PROBLEM DETAILS:
Search the entries below for the word "must", then copy each line in which it is found.

****

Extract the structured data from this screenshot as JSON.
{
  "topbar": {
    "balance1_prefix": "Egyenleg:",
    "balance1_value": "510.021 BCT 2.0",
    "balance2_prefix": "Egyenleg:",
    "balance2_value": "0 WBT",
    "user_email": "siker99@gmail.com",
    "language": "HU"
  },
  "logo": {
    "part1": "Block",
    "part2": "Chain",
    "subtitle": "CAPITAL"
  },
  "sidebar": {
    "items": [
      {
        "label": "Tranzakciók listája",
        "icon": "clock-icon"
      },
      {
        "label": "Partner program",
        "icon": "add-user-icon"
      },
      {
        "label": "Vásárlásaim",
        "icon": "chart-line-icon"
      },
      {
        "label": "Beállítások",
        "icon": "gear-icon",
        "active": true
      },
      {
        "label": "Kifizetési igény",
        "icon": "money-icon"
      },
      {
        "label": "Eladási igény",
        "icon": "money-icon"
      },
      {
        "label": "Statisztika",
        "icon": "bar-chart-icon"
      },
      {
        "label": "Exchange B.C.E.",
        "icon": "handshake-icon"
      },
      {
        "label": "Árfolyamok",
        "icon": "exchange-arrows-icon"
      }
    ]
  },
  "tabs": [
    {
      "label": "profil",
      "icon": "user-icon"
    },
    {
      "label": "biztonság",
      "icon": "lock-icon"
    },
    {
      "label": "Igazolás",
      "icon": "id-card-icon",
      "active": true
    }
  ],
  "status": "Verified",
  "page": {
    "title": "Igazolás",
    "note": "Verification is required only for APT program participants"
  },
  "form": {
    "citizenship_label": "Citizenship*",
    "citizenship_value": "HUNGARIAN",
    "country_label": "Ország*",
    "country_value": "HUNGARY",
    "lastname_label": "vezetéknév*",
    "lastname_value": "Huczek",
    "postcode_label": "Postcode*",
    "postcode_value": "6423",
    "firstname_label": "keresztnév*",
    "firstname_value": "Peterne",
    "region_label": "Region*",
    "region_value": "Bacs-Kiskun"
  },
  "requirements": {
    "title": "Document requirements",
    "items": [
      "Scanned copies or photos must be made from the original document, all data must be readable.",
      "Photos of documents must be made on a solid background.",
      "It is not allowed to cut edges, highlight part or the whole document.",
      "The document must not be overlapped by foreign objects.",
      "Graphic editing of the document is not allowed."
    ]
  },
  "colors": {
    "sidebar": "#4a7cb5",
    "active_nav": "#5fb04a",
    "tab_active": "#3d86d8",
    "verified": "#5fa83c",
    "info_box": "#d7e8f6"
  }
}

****

EXERCISE SOLUTION:
      "Scanned copies or photos must be made from the original document, all data must be readable.",
      "Photos of documents must be made on a solid background.",
      "The document must not be overlapped by foreign objects.",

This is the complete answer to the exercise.